The bigger problem, though, is that this has the same faultline as all Revenge Films: the Final Girl is ultimately nothing more than a blood-soaked, painting 'Cool Girl' who calls her killers a "bitch" a million times. You know it's coming the second this film starts, but I just wish it went a little deeper. This is exactly why no Revenge film has really ever caught critical attention, because, well, they're all the same trite 'male directors attempt feminism' ploys. The reason it's a problem in Ready or Not is because you know the filmmakers know better. Mind you, it's not the worst offense this movie could make, but it is a quiet disappointment.
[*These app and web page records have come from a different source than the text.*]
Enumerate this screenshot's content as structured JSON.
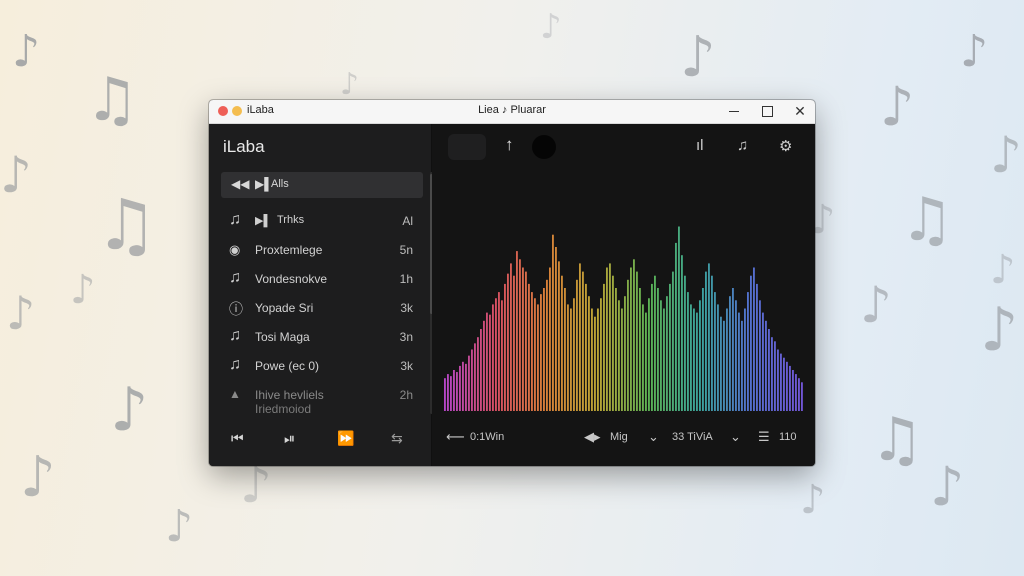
{
  "window": {
    "app_name": "iLaba",
    "title": "Liea ♪ Pluarar",
    "close_glyph": "✕"
  },
  "sidebar": {
    "title": "iLaba",
    "all_row": {
      "label": "Alls"
    },
    "items": [
      {
        "label": "Trhks",
        "value": "Al",
        "icon": "music-note-icon",
        "glyph": "♫"
      },
      {
        "label": "Proxtemlege",
        "value": "5n",
        "icon": "eye-icon",
        "glyph": "◉"
      },
      {
        "label": "Vondesnokve",
        "value": "1h",
        "icon": "music-note-icon",
        "glyph": "♫"
      },
      {
        "label": "Yopade Sri",
        "value": "3k",
        "icon": "info-circle-icon",
        "glyph": "ⓘ"
      },
      {
        "label": "Tosi Maga",
        "value": "3n",
        "icon": "music-note-icon",
        "glyph": "♫"
      },
      {
        "label": "Powe (ec 0)",
        "value": "3k",
        "icon": "music-note-icon",
        "glyph": "♫"
      },
      {
        "label": "Ihive hevliels",
        "label2": "Iriedmoiod",
        "value": "2h",
        "icon": "warning-icon",
        "glyph": "▲"
      }
    ],
    "controls": [
      {
        "name": "skip-back-button",
        "glyph": "⏮"
      },
      {
        "name": "play-pause-button",
        "glyph": "⏯"
      },
      {
        "name": "fast-forward-button",
        "glyph": "⏩"
      },
      {
        "name": "shuffle-button",
        "glyph": "⇆"
      }
    ]
  },
  "main": {
    "toolbar": {
      "up_glyph": "↑",
      "waveform_glyph": "ıl",
      "playlist_glyph": "♫",
      "settings_glyph": "⚙"
    },
    "bottom_bar": {
      "time_label": "0:1Win",
      "mode_label": "Mig",
      "rate_label": "33 TiViA",
      "count_label": "110"
    }
  },
  "visualizer": {
    "bar_count": 120,
    "bar_levels": [
      0.16,
      0.18,
      0.17,
      0.2,
      0.19,
      0.22,
      0.24,
      0.23,
      0.27,
      0.3,
      0.33,
      0.36,
      0.4,
      0.44,
      0.48,
      0.47,
      0.52,
      0.55,
      0.58,
      0.54,
      0.62,
      0.67,
      0.72,
      0.66,
      0.78,
      0.74,
      0.7,
      0.68,
      0.62,
      0.58,
      0.55,
      0.52,
      0.57,
      0.6,
      0.64,
      0.7,
      0.86,
      0.8,
      0.73,
      0.66,
      0.6,
      0.52,
      0.5,
      0.55,
      0.64,
      0.72,
      0.68,
      0.62,
      0.56,
      0.5,
      0.46,
      0.5,
      0.55,
      0.62,
      0.7,
      0.72,
      0.66,
      0.6,
      0.54,
      0.5,
      0.56,
      0.64,
      0.7,
      0.74,
      0.68,
      0.6,
      0.52,
      0.48,
      0.55,
      0.62,
      0.66,
      0.6,
      0.54,
      0.5,
      0.56,
      0.62,
      0.68,
      0.82,
      0.9,
      0.76,
      0.66,
      0.58,
      0.52,
      0.5,
      0.48,
      0.54,
      0.6,
      0.68,
      0.72,
      0.66,
      0.58,
      0.52,
      0.46,
      0.44,
      0.5,
      0.56,
      0.6,
      0.54,
      0.48,
      0.44,
      0.5,
      0.58,
      0.66,
      0.7,
      0.62,
      0.54,
      0.48,
      0.44,
      0.4,
      0.36,
      0.34,
      0.3,
      0.28,
      0.26,
      0.24,
      0.22,
      0.2,
      0.18,
      0.16,
      0.14
    ],
    "colors": [
      "#c34bd6",
      "#e8566a",
      "#e98a3c",
      "#c8b23a",
      "#62c05a",
      "#3fb0a8",
      "#5a78e0",
      "#7a5ce6"
    ]
  }
}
Overall, though, this is a really strong piece of entertainment. They just don't make horror movies like this any more. I feel like this is a dying sub-subgenre of horror - the kind released in late summer/early fall, that caters to every middle-schooler/early high schooler going to the movies with their friends, the type that peaked right before the Recession in the late 2000s. I'm not entirely sure how well Ready or Not is doing, but based on its NYC marketing...it feels like it's tanking. That's unfortunate to me, because this is the exact type of fun-but-smart horror film that I used to eat up as a teen. It's the type of movie I wish streaming services made, because it's the type of movie teens streaming movies want to see. No one gives a fuck about the quasi-Lifetime fodder. What we need is more of this. Not like I know how to get more of this, but I definitely think we should. It's entertaining as hell, despite it's flaws, which are both inherent and a fault of playing it too safe. But in the end, it's way smarter than a lot of the overhyped self-indulgent, pretentious , mainstream-arthouse trash that's been hyped up throughout 2019, and for that reason alone, I recommend this to everyone. But maybe wait for streaming...we need a new cult horror classic, anyway.